— Data for analysis —
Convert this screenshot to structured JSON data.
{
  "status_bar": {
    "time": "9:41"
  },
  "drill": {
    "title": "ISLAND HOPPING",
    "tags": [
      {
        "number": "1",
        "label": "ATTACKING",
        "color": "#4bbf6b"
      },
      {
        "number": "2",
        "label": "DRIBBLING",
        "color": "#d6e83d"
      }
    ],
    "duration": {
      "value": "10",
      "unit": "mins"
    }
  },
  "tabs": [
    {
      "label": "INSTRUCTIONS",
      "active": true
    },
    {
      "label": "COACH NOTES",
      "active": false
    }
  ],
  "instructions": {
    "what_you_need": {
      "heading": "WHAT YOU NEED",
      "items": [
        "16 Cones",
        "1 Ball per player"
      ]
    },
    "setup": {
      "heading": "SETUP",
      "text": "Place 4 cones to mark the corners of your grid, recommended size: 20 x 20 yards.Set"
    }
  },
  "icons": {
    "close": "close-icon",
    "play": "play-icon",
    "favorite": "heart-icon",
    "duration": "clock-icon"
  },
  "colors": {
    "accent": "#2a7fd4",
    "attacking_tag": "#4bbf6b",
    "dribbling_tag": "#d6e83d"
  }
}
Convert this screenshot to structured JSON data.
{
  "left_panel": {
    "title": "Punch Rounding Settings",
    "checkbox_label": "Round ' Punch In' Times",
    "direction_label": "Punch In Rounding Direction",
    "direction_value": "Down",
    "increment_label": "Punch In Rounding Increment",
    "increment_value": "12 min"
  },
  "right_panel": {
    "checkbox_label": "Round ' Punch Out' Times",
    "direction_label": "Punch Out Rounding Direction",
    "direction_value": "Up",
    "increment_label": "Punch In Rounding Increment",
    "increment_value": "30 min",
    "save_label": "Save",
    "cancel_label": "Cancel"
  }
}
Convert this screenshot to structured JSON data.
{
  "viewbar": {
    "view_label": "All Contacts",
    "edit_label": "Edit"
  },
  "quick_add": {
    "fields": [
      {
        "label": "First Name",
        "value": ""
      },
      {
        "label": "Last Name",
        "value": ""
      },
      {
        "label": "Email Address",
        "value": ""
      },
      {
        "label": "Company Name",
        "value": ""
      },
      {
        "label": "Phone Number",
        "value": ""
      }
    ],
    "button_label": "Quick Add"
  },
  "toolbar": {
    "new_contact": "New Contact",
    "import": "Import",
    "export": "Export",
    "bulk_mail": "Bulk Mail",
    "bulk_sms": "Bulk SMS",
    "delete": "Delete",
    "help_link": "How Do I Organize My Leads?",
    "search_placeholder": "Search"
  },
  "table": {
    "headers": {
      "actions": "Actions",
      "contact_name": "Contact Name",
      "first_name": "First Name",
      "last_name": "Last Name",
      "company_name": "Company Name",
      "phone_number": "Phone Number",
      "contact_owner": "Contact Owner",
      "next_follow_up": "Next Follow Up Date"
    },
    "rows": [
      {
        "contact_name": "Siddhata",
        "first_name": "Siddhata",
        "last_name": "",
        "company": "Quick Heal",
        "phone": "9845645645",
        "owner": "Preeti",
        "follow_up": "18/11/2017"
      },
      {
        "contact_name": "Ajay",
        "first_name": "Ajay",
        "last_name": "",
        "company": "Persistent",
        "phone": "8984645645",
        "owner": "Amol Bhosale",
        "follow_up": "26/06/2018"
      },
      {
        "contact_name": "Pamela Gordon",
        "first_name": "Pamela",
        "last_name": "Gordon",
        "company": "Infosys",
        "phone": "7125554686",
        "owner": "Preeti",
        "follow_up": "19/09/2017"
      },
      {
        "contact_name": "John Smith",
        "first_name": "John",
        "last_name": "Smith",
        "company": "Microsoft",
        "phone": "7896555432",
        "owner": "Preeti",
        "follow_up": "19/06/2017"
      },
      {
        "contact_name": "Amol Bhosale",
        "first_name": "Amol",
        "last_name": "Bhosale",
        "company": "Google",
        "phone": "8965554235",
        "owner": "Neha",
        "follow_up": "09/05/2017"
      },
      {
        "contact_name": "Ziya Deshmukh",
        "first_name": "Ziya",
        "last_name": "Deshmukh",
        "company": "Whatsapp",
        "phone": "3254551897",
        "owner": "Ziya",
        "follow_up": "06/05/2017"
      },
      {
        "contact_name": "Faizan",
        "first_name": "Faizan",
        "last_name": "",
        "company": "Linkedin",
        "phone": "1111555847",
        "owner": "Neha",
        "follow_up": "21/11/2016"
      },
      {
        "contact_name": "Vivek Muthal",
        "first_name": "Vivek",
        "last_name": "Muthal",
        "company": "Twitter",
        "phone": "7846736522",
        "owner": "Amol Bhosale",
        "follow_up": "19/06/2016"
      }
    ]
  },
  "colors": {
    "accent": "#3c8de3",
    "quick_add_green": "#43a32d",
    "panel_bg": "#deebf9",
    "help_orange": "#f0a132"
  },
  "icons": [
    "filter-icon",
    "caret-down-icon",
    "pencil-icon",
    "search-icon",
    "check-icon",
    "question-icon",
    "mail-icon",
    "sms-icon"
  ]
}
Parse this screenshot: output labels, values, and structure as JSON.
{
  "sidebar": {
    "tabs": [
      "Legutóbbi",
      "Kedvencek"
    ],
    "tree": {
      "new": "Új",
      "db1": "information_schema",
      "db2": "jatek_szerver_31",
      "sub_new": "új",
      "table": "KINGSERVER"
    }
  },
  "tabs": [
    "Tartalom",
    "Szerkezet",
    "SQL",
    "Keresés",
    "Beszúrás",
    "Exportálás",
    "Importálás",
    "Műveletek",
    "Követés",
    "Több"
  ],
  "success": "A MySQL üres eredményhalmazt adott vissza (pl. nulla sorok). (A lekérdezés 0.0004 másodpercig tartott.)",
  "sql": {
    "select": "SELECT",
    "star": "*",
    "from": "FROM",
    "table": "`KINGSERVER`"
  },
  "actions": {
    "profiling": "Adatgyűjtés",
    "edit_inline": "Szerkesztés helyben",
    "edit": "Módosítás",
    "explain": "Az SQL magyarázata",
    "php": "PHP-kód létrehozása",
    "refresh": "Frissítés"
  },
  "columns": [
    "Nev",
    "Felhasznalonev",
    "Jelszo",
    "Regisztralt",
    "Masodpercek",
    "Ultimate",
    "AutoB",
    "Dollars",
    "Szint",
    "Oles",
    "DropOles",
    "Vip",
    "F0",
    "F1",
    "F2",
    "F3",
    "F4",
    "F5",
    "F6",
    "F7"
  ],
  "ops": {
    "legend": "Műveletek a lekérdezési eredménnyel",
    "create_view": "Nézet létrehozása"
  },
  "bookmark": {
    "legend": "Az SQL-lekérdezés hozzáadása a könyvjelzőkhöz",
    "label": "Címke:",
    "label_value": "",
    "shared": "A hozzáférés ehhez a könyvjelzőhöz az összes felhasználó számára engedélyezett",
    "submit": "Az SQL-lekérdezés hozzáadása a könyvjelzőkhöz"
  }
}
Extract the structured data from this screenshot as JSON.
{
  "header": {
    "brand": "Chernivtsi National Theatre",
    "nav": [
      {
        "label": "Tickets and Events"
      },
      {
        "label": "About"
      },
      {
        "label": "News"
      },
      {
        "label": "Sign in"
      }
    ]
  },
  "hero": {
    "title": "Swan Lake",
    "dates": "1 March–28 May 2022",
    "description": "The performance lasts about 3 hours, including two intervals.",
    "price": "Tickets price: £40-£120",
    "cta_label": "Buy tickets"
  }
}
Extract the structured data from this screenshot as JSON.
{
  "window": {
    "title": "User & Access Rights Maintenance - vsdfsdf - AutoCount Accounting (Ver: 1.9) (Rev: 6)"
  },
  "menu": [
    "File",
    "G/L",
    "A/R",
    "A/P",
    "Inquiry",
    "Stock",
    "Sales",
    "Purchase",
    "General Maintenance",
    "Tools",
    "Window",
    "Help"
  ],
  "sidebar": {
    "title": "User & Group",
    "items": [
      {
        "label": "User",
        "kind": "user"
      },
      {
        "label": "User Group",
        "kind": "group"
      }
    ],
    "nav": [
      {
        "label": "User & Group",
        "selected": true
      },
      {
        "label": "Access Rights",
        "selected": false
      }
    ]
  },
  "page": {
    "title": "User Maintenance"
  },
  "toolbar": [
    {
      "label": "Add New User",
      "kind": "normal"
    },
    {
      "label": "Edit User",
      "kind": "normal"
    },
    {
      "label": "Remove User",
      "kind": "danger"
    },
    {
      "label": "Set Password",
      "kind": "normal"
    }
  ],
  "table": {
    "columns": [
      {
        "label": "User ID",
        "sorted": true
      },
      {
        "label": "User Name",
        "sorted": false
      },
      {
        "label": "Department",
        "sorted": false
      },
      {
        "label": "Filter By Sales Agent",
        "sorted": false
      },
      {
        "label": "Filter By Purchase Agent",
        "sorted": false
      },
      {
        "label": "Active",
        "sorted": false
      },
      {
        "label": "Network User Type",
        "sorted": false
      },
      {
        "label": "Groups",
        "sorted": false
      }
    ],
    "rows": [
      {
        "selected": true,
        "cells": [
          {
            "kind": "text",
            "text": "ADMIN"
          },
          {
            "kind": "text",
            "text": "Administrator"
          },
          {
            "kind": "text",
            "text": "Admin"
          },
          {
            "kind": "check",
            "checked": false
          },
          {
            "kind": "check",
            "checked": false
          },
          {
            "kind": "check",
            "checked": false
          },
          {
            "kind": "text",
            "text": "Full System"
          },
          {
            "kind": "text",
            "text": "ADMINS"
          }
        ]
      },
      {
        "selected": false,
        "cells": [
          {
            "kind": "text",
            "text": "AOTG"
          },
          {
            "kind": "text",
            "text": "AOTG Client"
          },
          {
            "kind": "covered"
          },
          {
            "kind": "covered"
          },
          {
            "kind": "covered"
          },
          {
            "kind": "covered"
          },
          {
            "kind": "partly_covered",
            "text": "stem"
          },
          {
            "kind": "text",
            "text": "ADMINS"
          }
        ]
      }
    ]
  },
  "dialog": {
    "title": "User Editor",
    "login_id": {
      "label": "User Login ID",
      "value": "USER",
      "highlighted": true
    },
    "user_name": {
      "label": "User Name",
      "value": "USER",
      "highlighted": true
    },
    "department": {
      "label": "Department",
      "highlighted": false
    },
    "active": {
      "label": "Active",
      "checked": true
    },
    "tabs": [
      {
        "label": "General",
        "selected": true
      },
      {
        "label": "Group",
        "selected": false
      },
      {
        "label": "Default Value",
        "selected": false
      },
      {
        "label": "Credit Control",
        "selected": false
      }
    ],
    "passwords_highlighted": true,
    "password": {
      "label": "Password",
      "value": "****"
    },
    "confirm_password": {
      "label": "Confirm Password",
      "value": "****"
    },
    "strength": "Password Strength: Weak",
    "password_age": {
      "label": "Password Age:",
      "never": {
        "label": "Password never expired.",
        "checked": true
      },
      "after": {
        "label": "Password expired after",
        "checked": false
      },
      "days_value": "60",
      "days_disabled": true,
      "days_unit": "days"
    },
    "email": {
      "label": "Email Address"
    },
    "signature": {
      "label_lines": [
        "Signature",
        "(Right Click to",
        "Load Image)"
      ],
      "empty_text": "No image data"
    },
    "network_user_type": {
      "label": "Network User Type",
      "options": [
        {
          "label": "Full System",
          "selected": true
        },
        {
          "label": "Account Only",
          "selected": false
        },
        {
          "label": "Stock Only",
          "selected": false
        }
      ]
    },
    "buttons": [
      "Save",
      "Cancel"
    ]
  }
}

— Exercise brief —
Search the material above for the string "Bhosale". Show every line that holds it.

— Exercise answer —
        "owner": "Amol Bhosale",
        "contact_name": "Amol Bhosale",
        "last_name": "Bhosale",
        "owner": "Amol Bhosale",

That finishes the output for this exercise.